Single women unlawfully excluded from IVF treatment
A survey conducted by women’s magazine ‘Opzij’ showed that single women are refused IVF treatment at 19 out of the 39 Dutch hospitals they researched, indicating discrimination. They are often told to go somewhere else with better facilities like a sperm bank or with counselling to avoid telling them flat out they won’t treat single women. The hospitals’ moral view is often that ‘a child should have two parents’, but it is illegal to refuse someone based on their single ‘lifestyle’. On the other hand, a history of abuse or addiction is a good reason to refuse treatment to someone.
Frank Broekmans of the Dutch association of gynaecologists and obstetrician says hospitals that refuse to perform IVF are not acting unlawfully because enough hospitals can cater to single women and it’s not necessary medical attention.
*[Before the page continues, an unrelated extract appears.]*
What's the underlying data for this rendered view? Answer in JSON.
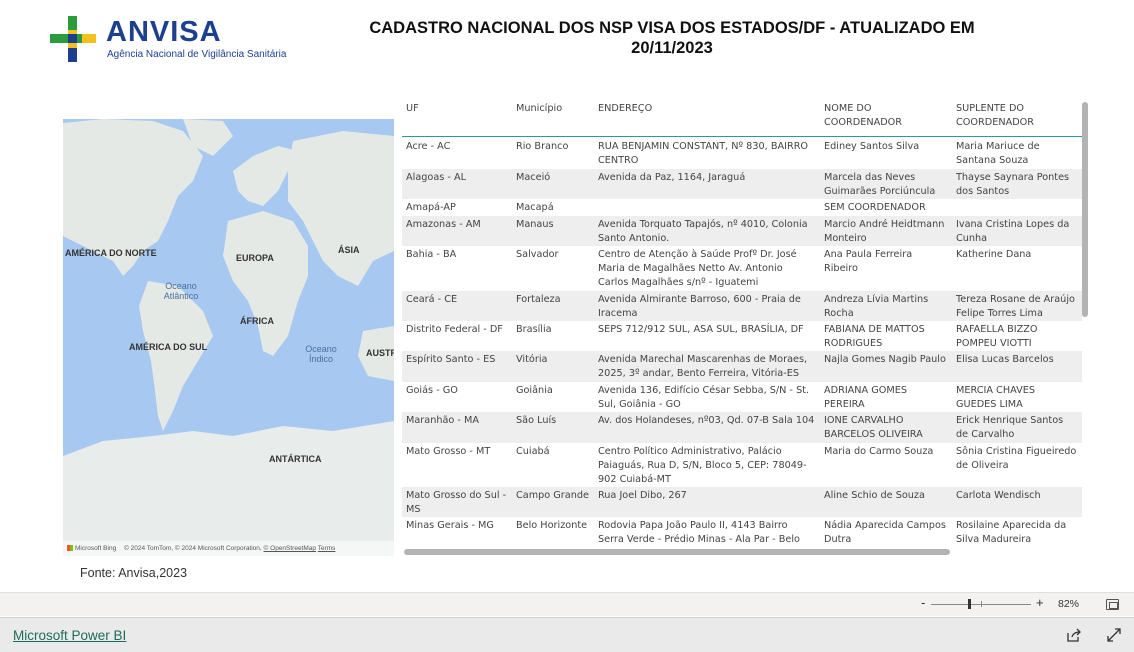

He also believes a child is not well-served by having only one parent, but again, that’s discrimination even if it is a widely-held belief.
Bart Fauser of the UMC Utrecht hospital, the same hospital where Broekmans works and the most friendly towards single women looking for IVF treatment, says that there is no scientific proof that children of a single parent have a worse time of it. Once Fauser tried to screen a couple before an IVF treatment and he was heavily criticised, leading him to believe that couples always seem to have the right to decide what’s best for them, but not single women.
All I know is that Belgium has more IVF clinics, and like for many procedures including childbirth (if I can continue to believe the people around me), Dutch residents cross the border to get treated without the hassles they experience in the Netherlands.